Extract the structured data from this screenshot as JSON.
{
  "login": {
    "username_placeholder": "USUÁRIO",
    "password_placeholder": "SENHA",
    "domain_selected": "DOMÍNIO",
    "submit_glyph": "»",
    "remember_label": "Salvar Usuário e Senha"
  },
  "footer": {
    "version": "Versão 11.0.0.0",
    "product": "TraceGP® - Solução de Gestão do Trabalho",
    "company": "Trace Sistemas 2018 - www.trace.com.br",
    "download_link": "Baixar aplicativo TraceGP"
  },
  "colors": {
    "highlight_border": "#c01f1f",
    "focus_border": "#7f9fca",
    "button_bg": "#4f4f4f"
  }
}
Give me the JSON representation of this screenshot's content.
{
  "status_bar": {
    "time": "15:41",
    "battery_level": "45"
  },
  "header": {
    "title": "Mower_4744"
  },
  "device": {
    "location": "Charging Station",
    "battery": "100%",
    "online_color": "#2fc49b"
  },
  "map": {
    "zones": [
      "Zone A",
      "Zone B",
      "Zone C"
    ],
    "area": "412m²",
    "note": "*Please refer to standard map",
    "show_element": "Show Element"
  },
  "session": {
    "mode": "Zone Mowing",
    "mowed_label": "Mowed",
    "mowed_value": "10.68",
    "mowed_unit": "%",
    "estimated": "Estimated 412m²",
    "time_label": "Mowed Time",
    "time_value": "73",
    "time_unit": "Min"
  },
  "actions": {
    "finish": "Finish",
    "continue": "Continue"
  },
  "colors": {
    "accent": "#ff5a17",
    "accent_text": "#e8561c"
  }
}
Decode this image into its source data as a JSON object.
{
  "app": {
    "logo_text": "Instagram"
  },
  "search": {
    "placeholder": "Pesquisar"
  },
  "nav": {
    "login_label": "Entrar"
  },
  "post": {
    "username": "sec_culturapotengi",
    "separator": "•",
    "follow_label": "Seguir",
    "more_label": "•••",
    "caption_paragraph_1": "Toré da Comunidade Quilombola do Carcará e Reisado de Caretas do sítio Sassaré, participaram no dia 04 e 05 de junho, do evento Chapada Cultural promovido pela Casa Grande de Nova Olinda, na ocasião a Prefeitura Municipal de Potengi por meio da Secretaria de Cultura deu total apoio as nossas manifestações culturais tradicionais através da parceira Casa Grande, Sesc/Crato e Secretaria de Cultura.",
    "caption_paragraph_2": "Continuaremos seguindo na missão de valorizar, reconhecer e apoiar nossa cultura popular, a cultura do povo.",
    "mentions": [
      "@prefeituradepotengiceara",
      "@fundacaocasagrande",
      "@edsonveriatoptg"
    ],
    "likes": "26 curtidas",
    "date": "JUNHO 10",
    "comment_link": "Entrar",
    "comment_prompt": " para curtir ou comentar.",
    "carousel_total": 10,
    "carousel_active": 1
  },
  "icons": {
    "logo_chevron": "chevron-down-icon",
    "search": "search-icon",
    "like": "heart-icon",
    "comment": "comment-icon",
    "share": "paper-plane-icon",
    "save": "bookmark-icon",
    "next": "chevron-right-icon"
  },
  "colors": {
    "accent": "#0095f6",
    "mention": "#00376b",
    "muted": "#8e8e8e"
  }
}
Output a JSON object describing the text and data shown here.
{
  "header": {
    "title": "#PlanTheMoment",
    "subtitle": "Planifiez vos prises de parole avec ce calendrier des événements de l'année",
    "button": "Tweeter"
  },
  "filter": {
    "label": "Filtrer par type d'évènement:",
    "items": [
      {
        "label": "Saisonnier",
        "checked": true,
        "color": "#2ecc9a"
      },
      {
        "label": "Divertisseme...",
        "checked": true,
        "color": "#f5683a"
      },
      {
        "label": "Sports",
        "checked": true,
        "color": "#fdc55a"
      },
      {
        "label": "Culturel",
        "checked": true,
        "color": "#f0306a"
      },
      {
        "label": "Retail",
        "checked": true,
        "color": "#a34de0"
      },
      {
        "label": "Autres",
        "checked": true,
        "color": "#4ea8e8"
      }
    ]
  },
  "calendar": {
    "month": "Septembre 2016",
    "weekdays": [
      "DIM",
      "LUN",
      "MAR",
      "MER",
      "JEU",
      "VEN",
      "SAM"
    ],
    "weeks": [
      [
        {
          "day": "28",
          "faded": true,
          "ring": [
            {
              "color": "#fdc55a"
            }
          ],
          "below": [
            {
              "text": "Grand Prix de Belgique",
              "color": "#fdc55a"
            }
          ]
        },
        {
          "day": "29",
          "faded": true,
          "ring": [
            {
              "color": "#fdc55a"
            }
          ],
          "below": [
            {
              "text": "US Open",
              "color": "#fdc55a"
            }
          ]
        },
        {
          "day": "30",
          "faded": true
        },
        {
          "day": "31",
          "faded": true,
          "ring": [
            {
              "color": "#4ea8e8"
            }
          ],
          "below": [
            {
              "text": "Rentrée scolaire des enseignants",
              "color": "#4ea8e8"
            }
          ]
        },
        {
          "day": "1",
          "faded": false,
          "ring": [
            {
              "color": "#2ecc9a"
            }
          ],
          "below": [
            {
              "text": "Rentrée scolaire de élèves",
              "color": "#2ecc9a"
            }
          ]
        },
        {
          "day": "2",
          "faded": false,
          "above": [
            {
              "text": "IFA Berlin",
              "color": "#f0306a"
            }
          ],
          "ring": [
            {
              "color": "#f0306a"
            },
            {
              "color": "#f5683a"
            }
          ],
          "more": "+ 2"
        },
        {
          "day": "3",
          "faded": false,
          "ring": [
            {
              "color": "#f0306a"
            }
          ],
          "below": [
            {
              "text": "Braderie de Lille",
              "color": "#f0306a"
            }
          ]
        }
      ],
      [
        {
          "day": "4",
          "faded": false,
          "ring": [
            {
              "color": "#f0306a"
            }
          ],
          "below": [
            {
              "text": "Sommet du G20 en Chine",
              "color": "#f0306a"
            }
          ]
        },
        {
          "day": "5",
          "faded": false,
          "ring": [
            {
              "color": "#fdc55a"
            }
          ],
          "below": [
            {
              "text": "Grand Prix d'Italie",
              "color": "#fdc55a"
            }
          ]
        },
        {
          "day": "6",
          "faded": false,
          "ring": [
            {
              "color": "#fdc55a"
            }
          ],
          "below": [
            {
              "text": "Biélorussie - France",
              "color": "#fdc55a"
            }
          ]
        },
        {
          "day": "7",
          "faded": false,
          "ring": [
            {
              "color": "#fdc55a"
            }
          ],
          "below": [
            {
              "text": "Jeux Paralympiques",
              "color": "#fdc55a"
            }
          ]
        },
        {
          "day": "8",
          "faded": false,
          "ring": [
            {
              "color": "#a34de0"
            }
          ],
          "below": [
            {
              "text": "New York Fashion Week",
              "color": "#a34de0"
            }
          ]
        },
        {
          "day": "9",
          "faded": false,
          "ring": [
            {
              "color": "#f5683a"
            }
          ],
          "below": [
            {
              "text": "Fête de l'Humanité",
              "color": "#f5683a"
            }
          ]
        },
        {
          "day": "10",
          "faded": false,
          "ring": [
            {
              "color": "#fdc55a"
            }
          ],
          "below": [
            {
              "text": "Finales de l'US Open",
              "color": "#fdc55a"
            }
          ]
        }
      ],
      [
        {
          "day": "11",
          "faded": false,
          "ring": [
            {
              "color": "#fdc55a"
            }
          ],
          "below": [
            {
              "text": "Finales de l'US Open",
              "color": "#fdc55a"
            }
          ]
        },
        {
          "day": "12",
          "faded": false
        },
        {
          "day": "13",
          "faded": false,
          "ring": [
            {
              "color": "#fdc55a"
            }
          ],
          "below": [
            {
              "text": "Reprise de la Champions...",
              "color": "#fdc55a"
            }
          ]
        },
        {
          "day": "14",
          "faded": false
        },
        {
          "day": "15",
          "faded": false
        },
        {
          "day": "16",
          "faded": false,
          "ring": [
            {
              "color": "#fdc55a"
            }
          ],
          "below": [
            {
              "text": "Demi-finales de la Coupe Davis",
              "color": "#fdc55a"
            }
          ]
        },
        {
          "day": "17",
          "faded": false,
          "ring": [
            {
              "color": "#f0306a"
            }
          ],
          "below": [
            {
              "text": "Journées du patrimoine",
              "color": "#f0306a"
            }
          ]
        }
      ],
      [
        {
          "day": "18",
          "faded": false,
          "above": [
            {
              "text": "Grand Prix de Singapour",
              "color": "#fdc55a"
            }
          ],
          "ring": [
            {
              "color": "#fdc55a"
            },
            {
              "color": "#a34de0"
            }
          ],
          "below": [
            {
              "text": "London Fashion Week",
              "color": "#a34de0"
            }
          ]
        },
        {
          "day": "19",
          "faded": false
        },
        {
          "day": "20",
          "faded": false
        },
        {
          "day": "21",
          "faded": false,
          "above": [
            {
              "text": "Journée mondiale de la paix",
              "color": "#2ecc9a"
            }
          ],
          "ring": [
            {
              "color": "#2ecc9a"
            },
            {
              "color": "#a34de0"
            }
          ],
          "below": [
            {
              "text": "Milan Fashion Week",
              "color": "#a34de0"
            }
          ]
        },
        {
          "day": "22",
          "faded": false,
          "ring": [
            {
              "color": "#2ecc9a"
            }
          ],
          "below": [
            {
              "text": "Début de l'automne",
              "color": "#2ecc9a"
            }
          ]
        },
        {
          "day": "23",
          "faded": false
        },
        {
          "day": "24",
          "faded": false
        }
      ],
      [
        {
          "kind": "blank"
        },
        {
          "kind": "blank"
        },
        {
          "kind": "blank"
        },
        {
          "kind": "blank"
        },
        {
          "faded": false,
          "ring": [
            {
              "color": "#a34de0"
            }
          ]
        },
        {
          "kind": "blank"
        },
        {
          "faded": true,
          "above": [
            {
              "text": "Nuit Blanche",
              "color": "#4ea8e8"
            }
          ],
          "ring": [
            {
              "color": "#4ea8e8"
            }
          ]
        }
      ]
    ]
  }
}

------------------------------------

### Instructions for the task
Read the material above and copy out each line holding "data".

### Finished task
Extract the structured data from this screenshot as JSON.
Decode this image into its source data as a JSON object.
Output a JSON object describing the text and data shown here.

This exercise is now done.